YOUR INSTRUCTIONS:
From the entries below, return every line that includes the word "madVR".

Component data from apps and pages:
-------------------------
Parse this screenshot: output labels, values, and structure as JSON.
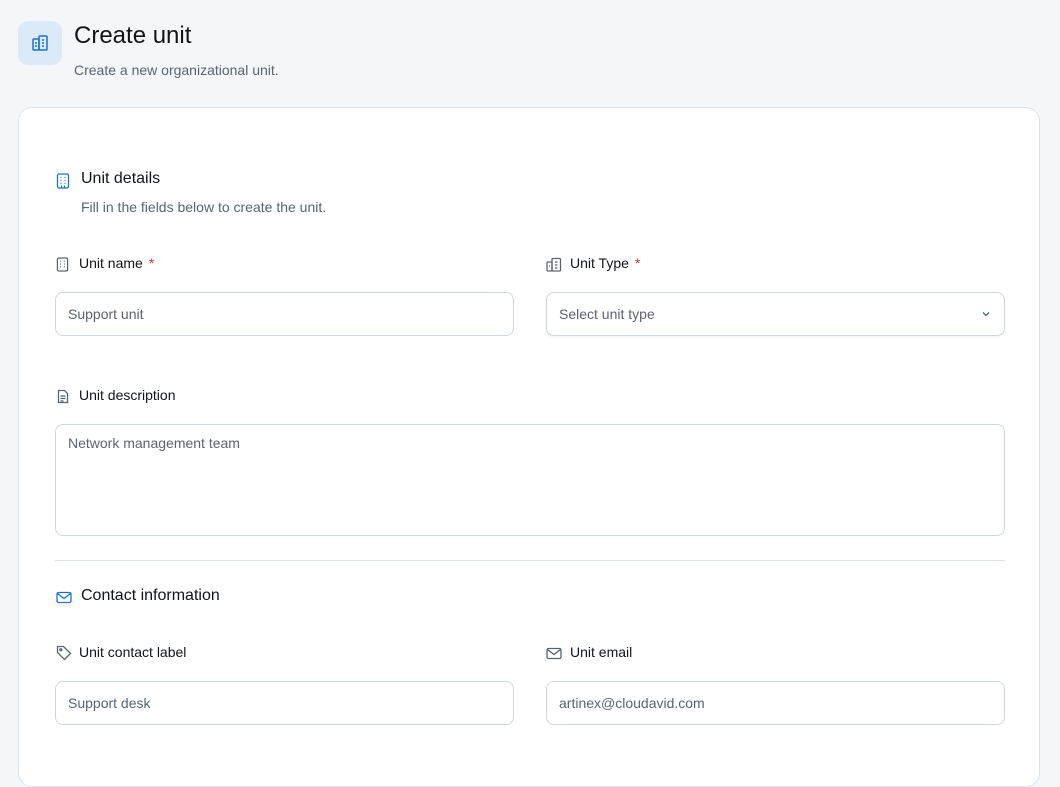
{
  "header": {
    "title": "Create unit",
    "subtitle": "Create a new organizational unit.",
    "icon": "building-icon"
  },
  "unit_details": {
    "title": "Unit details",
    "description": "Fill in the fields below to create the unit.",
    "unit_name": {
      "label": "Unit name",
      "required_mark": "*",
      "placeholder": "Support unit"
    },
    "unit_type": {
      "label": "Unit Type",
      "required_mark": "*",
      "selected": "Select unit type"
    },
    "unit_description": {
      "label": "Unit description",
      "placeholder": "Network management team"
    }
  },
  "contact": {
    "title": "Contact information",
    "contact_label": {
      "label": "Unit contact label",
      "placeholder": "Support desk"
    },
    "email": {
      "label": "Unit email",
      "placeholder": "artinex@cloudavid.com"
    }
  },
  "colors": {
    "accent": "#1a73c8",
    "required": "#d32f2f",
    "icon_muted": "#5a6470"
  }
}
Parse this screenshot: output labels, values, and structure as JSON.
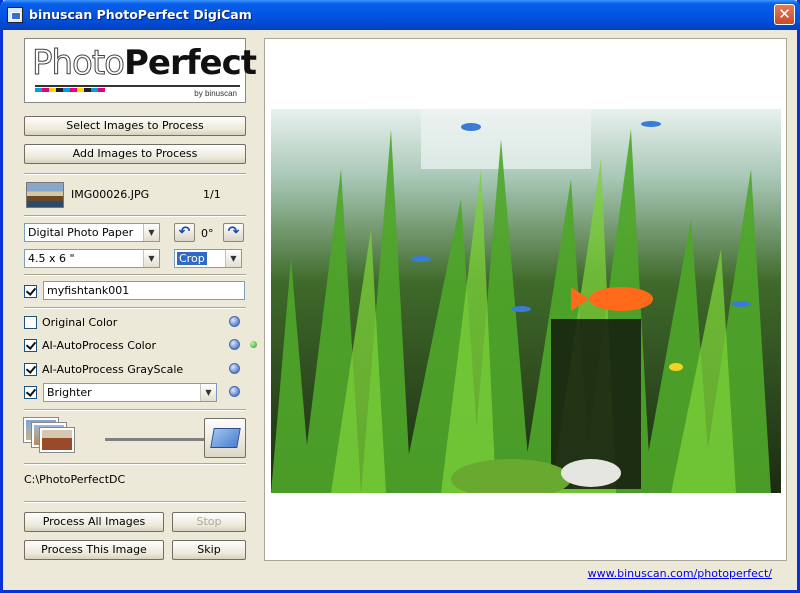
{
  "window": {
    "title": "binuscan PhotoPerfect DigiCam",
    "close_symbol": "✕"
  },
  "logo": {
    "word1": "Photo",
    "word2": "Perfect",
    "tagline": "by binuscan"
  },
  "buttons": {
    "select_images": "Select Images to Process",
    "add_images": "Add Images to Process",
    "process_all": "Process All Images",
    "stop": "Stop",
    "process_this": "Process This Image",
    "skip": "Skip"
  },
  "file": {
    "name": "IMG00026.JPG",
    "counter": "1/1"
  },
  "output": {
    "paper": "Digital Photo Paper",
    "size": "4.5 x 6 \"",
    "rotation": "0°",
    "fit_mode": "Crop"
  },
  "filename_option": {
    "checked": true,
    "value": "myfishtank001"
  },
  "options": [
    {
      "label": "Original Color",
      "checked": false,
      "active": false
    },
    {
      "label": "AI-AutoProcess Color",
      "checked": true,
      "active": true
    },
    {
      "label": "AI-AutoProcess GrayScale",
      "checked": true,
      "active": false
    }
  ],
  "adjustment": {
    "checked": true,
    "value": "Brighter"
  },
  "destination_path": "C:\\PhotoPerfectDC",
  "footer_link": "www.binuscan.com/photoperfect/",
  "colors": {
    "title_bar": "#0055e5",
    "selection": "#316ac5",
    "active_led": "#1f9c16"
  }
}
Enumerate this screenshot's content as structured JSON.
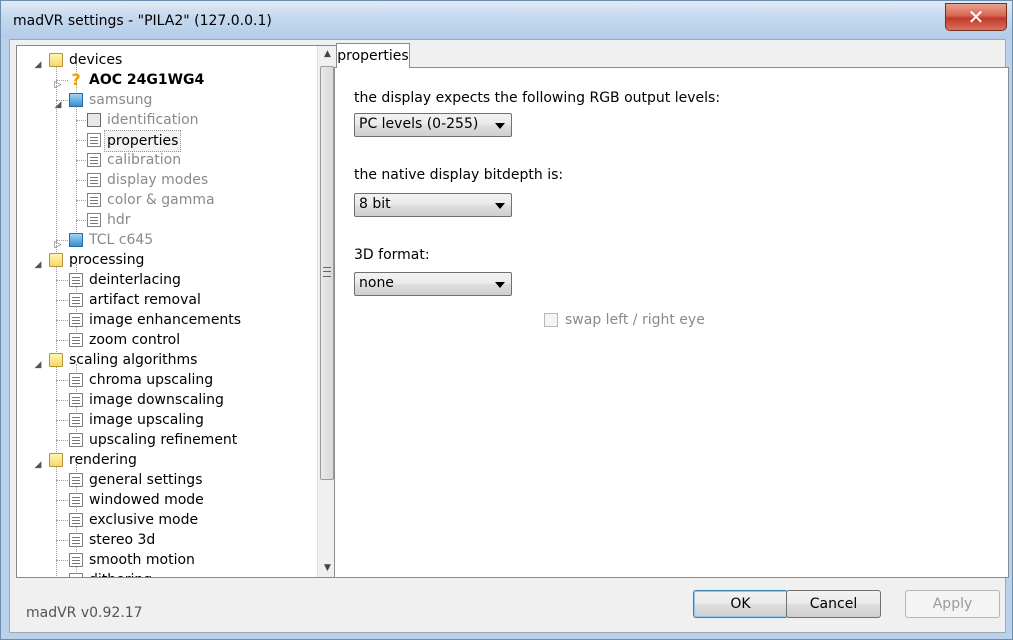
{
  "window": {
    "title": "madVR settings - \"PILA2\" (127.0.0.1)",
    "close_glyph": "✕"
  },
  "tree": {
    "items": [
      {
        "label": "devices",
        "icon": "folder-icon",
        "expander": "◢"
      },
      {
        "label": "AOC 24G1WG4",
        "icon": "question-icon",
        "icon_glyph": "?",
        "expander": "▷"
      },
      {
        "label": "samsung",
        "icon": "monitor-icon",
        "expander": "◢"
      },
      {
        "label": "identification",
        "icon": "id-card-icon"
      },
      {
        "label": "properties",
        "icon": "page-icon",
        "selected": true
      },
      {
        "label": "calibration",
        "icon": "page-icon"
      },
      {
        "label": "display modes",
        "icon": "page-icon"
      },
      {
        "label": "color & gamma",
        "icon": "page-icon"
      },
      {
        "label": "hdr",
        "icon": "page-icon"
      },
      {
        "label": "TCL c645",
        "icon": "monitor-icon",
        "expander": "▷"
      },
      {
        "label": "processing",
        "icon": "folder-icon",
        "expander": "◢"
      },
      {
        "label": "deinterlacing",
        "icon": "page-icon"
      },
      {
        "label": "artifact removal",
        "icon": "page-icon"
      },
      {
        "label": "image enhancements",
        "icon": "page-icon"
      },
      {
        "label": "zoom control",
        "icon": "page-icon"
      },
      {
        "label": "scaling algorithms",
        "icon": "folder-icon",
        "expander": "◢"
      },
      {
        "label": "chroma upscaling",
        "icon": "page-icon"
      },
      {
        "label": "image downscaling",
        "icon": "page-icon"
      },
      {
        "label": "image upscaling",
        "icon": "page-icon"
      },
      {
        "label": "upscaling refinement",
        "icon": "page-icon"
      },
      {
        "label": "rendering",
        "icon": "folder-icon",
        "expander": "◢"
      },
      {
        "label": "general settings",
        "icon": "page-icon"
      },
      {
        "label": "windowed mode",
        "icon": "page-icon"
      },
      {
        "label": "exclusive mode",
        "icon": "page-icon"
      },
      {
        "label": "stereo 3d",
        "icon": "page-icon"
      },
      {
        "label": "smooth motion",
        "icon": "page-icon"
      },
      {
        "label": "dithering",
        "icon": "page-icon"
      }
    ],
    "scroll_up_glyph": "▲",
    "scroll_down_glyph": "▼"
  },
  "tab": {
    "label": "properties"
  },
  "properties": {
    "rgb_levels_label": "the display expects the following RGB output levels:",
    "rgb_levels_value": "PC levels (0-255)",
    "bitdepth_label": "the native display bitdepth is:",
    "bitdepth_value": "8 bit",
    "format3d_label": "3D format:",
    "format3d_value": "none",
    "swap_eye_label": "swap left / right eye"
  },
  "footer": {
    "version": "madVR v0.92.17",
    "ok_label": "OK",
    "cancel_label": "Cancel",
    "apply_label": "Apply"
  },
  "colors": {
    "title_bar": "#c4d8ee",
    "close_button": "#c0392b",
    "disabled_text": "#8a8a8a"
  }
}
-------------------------
EXERCISE RESULT:
    "title": "madVR settings - \"PILA2\" (127.0.0.1)",
    "version": "madVR v0.92.17",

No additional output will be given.